If you have the means to have a comfortable life, you should not relinquish it, but you should always be ready to part from your possessions. Stoics were not ascetics after all, and they were known for enjoying the little pleasures of life. They didn’t want to fall slaves to them, though.
Seneca once again explained it best when talking about wealth:
“You ask what is the proper limit to a person’s wealth? First, having what is essential, and second, having what is enough.”Lucius Annaeus Seneca
Essential and enough are relative concepts, of course, but regardless, I find those words to be wise. If only Seneca had followed his own advice in his personal life…
Purpose and meaning
The following is another quote from Seneca (the last one, I promise).
“It is his spirit, and the perfection of his reason in that spirit. For man is a rational animal. Man’s ideal state is realized when he has fulfilled the purpose for which he was born. And what is it that reason demands of him? Something very easy -that he lives in accordance with his own nature.”Lucius Annaeus Seneca
This is one of my favourite quotes. The premise is, again, simple but powerful. We should all live in accordance with our nature, to who we really are.
We can only be happy if we listen to our inner voice, follow our dreams and live the life we are meant to live, not less, not more.

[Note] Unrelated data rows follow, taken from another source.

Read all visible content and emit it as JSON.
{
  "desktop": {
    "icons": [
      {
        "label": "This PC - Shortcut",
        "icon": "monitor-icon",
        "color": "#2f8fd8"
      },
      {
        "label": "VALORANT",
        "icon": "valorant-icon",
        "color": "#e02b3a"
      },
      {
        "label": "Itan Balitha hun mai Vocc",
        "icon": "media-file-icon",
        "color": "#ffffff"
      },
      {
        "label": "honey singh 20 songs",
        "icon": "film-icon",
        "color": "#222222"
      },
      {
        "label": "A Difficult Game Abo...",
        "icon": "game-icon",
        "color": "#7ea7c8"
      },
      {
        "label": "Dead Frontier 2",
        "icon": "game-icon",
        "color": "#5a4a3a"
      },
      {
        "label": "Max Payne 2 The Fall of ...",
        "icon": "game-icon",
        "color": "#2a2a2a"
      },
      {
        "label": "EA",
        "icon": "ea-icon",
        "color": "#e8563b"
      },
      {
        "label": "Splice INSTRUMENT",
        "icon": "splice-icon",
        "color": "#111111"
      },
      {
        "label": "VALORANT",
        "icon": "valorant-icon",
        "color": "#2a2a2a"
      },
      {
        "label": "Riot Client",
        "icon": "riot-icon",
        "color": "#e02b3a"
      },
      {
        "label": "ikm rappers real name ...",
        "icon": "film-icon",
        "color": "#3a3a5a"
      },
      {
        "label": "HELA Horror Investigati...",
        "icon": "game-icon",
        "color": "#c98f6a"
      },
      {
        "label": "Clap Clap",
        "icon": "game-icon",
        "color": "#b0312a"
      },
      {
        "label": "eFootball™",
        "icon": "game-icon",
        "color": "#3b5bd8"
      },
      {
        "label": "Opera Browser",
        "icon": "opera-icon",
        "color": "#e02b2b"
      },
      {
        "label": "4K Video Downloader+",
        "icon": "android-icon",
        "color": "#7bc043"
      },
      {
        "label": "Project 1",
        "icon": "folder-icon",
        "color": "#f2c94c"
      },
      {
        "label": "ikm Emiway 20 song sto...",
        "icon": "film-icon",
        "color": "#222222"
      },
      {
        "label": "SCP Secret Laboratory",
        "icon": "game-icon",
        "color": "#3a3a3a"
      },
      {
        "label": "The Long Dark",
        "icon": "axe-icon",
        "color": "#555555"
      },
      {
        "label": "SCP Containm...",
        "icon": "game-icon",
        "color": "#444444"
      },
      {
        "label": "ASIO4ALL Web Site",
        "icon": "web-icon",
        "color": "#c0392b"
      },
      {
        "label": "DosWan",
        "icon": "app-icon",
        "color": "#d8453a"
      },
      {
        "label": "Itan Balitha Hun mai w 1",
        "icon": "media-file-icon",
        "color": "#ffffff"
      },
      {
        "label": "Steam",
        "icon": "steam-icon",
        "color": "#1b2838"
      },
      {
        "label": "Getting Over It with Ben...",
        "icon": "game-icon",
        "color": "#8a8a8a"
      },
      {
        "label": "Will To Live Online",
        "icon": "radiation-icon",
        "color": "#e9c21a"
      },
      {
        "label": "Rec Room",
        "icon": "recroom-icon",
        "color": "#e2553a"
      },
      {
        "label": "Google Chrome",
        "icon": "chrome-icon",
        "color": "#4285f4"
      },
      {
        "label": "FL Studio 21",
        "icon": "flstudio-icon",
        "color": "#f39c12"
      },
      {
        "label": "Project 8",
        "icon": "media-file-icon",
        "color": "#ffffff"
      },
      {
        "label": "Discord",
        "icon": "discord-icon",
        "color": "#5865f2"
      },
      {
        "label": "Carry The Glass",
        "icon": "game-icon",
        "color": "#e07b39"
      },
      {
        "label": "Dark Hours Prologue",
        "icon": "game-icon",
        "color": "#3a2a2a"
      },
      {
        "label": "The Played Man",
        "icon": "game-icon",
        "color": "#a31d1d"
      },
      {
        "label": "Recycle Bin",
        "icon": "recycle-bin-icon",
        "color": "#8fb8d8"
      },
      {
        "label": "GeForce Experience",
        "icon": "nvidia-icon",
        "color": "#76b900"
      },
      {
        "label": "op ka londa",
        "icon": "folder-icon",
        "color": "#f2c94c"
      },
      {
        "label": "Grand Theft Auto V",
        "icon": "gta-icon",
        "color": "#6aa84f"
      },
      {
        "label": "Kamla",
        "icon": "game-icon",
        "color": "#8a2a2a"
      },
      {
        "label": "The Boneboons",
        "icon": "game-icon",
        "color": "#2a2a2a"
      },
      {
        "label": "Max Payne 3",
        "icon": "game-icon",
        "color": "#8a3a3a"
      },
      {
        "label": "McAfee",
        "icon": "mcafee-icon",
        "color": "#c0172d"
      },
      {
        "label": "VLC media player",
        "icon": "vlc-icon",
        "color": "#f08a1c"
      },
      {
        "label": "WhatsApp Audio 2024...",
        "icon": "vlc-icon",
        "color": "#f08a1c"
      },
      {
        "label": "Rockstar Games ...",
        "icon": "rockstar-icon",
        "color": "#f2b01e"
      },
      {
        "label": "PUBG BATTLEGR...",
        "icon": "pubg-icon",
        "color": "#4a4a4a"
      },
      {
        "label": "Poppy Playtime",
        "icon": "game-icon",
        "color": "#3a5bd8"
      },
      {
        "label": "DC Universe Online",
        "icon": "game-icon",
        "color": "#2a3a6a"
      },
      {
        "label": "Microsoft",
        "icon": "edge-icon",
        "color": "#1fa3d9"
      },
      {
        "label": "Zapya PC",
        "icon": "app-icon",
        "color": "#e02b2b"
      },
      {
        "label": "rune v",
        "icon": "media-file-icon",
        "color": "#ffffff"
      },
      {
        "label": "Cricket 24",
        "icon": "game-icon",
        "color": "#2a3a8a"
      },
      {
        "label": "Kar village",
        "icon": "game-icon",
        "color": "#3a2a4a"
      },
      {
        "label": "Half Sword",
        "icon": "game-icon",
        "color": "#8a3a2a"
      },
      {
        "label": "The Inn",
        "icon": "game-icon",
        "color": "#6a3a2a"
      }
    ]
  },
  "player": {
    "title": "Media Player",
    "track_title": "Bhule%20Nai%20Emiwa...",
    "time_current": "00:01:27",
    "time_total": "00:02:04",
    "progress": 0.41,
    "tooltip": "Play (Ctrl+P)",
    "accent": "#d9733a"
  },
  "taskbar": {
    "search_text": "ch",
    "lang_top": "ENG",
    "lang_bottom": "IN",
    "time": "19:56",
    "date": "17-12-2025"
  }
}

The problem is that we usually don’t know ourselves very well. That’s why the first step towards happiness and fulfilment must be self-discovery and self-awareness. Know thyself, and then live your life according to your nature, to who you really are, not to what society or others dictate.
An empowering philosophy of life
I like Stoicism because it is an empowering philosophy of life.
Its basic premise is that we, as human beings, have all the necessary tools to live a fulfilling life. It all depends on us. There is nowhere to hide, nobody to blame.
I find this liberating and empowering.
Stoicism doesn’t pretend to change the world, only the individuals populating it.
We don’t need to change the world to be happy, only our mindset and outlook towards it. You can suffer and have considerable drawbacks, we all have them, but still be happy if you look at things the right way.
Stoicism helps you do this.
For an ancient philosophy in vogue more than two thousand years ago, it is today more relevant than ever. It has the necessary elements to continue being relevant and helpful for centuries and millennia to come. It will continue being relevant and valuable as long as humans are around, as it touches upon some of our most basic human needs to achieve a fulfilling and happy life.
Become a modern Stoic, and you will be happier and more content for it.